She is very humble about the accomplishment, crediting Hanna Bunton for part of her success.

“Last year was a great year," said Moore. "Hanna Bunton and I were on the same line together. She would score a goal, I would get the assist. I scored a goal, she would get the assist.”

One of Moore's female hockey heroes is fellow Kingston resident Jayna Hefford.

One of the greatest women’s ice hockey players in Canadian history, Hefford has scored over 150 goals with Team Canada. She is also someone that Moore looks up to.

“Last year, she did a speech and a presentation at our school," Moore said. "I had the opportunity to take a picture with her. Her accomplishments are amazing.”

During her junior year of high school at St. Theresa’s in Kingston, Ontario, she claimed an OFSSAA (Ontario Federation of Secondary Schools Athletic Association) gold medal. “It was exciting because we got to play in front of our whole school," she said. "It was my first time playing high school hockey.”

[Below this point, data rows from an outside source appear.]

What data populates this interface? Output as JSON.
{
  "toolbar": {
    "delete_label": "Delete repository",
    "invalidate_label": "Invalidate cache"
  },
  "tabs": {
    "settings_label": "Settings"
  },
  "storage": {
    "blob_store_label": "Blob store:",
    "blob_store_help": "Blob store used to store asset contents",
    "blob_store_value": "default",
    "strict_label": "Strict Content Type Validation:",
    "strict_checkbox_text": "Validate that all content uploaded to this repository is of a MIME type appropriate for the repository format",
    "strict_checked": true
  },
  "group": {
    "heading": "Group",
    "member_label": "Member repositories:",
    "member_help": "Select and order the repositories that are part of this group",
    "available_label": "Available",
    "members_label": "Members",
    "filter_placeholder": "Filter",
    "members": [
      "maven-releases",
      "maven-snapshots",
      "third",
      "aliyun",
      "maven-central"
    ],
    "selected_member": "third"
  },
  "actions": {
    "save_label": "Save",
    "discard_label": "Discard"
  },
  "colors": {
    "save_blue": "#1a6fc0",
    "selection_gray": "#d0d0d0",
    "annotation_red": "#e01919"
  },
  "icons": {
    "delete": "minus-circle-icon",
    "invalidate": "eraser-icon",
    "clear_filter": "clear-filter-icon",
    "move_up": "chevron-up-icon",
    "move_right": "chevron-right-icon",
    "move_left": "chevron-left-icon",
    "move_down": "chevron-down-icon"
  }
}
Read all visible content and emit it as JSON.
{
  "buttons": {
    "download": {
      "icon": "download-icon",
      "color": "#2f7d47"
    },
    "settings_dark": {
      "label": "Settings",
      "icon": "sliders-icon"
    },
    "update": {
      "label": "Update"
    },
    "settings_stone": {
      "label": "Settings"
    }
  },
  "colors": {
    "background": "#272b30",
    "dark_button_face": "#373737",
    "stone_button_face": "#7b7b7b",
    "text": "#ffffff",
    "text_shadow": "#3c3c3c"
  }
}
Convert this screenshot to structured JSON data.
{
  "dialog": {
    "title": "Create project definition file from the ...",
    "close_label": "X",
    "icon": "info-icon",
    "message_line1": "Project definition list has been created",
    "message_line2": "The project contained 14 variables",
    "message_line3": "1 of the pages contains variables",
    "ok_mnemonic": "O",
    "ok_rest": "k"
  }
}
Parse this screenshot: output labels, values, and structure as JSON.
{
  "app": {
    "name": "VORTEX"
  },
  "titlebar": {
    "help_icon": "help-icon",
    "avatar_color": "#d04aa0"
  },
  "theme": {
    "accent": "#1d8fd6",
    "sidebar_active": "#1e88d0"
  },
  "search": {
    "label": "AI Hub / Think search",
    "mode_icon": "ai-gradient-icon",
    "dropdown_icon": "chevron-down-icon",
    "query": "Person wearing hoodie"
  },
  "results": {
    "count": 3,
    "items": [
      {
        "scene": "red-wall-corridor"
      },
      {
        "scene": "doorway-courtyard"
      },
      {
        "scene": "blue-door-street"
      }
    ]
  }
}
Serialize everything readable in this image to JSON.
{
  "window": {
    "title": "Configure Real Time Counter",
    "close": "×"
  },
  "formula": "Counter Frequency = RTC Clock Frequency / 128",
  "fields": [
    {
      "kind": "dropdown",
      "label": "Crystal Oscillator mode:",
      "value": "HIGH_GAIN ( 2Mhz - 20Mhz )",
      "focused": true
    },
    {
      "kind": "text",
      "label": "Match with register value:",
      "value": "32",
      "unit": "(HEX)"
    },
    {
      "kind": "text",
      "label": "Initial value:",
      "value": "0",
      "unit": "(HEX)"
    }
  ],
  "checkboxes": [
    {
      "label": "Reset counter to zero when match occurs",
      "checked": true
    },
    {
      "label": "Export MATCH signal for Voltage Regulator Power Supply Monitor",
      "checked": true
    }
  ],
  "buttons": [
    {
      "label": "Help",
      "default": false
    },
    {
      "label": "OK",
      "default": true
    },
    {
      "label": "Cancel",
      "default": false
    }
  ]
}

An aspect of life in the PWHL involves learning how to balance the demands of academic and the competition of elite junior women’s hockey.

“It is difficult, but you have to use your time wisely," Moore said. "Time management is important. As some drives to games are two and a half hours, I tend to do homework in the car.”

The academic commitment has paid off for Moore, as she will be playing hockey at the NCAA level with the St. Lawrence Skating Saints of the ECAC Conference.

Having won the 2012 ECAC postseason title, Moore is looking forward to joining a nationally prominent program. “It will be a big adjustment," she said. "The speed of the game is different, but I am excited.”

She will be competing for Canada (along with Whitby teammate Bunton) at the 2013 IIHF Under-18 Women’s World Championships in Finland.

“I am excited," Moore said. "I was kind of upset that I was released for the 2012 US series (contested in Minnesota). I am really excited to represent Canada.”

The opportunity to claim the gold medal with her teammate Bunton is not lost on Moore, “We are really good friends," she said. "We are spending the holidays together in Finland (with the rest of the team) for two weeks.”

As the 2012-13 edition of the Wolves offers a squad with an embarrassment of riches in terms of talent, Moore is very excited at the opportunity of grabbing the PWHL title.

“We have a great chance," Moore professed. "If we work hard, and play as a team, we can win.”

“All quotes obtained first hand unless otherwise indicated.”